REQUIRED ACTION -
In the entries below, find the line containing "Serialize everything readable". Copy it and all lines after it, exactly, through the end.

────────────────────────────────────────

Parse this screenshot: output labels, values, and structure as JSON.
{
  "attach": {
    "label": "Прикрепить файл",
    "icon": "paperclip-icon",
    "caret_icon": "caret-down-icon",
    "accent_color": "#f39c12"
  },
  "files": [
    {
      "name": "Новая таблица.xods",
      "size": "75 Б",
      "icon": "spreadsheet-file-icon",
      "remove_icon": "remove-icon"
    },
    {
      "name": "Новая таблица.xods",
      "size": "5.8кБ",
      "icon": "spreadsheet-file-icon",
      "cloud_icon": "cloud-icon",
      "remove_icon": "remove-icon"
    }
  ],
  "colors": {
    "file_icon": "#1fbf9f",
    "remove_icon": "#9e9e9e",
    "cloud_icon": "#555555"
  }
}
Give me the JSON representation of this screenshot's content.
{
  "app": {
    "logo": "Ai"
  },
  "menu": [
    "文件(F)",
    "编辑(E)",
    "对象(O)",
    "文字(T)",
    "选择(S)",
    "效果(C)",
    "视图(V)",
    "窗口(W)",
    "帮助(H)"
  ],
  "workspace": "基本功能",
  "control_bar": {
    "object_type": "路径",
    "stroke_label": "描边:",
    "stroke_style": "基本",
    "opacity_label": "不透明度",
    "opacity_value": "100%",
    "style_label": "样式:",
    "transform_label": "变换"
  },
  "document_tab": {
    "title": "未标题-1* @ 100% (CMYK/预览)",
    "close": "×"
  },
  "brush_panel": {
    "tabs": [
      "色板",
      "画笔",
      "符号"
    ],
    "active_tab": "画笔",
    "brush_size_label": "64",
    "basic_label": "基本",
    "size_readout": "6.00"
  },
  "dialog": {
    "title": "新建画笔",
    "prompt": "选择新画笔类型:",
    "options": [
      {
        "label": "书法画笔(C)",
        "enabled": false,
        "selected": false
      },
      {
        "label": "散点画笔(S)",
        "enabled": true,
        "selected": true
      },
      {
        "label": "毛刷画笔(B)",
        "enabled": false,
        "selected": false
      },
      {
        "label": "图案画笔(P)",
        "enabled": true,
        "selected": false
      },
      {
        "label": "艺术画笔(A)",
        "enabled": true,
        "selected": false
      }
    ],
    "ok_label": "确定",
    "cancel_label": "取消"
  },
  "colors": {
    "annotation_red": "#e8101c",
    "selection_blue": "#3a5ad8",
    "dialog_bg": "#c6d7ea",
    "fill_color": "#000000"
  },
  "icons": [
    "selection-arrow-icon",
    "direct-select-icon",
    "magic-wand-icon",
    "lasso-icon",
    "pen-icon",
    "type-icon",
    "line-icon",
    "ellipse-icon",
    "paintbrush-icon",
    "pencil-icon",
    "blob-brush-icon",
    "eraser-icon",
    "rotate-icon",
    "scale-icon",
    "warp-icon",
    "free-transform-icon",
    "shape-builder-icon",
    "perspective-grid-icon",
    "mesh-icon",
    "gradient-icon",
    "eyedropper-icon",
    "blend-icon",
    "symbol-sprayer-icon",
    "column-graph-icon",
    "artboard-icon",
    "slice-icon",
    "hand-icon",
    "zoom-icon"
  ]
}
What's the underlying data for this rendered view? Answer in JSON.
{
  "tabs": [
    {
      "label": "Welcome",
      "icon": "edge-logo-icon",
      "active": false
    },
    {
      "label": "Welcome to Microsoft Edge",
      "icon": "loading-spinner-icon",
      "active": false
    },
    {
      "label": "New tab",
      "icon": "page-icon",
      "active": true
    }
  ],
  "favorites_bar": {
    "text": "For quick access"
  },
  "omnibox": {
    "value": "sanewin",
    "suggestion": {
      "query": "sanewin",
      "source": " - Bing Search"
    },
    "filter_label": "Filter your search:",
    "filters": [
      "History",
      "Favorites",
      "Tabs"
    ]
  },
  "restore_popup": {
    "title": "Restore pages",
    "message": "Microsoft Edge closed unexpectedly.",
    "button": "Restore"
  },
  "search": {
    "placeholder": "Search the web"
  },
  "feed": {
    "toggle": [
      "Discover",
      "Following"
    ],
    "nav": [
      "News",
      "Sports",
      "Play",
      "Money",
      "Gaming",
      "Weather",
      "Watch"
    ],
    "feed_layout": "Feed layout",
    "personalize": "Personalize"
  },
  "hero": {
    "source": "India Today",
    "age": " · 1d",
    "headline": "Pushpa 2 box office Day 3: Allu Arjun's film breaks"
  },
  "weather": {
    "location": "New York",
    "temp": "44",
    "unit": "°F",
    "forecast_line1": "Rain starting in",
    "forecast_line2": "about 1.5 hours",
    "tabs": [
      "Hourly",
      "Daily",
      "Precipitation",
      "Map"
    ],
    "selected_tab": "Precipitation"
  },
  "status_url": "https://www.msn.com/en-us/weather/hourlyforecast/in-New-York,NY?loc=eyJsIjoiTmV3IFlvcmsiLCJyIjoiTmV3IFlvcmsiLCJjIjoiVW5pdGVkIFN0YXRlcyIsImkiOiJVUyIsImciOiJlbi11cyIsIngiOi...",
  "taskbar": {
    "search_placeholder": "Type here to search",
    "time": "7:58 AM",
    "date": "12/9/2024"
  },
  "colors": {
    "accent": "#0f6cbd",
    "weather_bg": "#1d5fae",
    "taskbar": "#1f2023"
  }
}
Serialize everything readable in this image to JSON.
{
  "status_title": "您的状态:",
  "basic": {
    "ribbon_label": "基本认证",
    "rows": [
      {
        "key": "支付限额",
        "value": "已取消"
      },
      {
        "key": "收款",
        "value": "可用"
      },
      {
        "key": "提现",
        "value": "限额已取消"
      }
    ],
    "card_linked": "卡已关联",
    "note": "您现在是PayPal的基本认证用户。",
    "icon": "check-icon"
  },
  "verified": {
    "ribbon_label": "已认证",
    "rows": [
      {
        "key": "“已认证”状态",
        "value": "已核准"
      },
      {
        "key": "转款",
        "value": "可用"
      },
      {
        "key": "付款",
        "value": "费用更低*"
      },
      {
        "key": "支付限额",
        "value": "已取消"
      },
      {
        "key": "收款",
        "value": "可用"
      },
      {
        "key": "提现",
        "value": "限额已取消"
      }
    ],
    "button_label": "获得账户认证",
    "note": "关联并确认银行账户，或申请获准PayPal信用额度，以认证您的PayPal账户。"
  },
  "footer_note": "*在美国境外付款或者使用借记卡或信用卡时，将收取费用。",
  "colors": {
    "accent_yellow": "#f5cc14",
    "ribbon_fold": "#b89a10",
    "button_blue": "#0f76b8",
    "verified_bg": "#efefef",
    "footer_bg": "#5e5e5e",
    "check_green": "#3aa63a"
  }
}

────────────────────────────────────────

TASK ANSWER -
Serialize everything readable in this image to JSON.
{
  "status_title": "您的状态:",
  "basic": {
    "ribbon_label": "基本认证",
    "rows": [
      {
        "key": "支付限额",
        "value": "已取消"
      },
      {
        "key": "收款",
        "value": "可用"
      },
      {
        "key": "提现",
        "value": "限额已取消"
      }
    ],
    "card_linked": "卡已关联",
    "note": "您现在是PayPal的基本认证用户。",
    "icon": "check-icon"
  },
  "verified": {
    "ribbon_label": "已认证",
    "rows": [
      {
        "key": "“已认证”状态",
        "value": "已核准"
      },
      {
        "key": "转款",
        "value": "可用"
      },
      {
        "key": "付款",
        "value": "费用更低*"
      },
      {
        "key": "支付限额",
        "value": "已取消"
      },
      {
        "key": "收款",
        "value": "可用"
      },
      {
        "key": "提现",
        "value": "限额已取消"
      }
    ],
    "button_label": "获得账户认证",
    "note": "关联并确认银行账户，或申请获准PayPal信用额度，以认证您的PayPal账户。"
  },
  "footer_note": "*在美国境外付款或者使用借记卡或信用卡时，将收取费用。",
  "colors": {
    "accent_yellow": "#f5cc14",
    "ribbon_fold": "#b89a10",
    "button_blue": "#0f76b8",
    "verified_bg": "#efefef",
    "footer_bg": "#5e5e5e",
    "check_green": "#3aa63a"
  }
}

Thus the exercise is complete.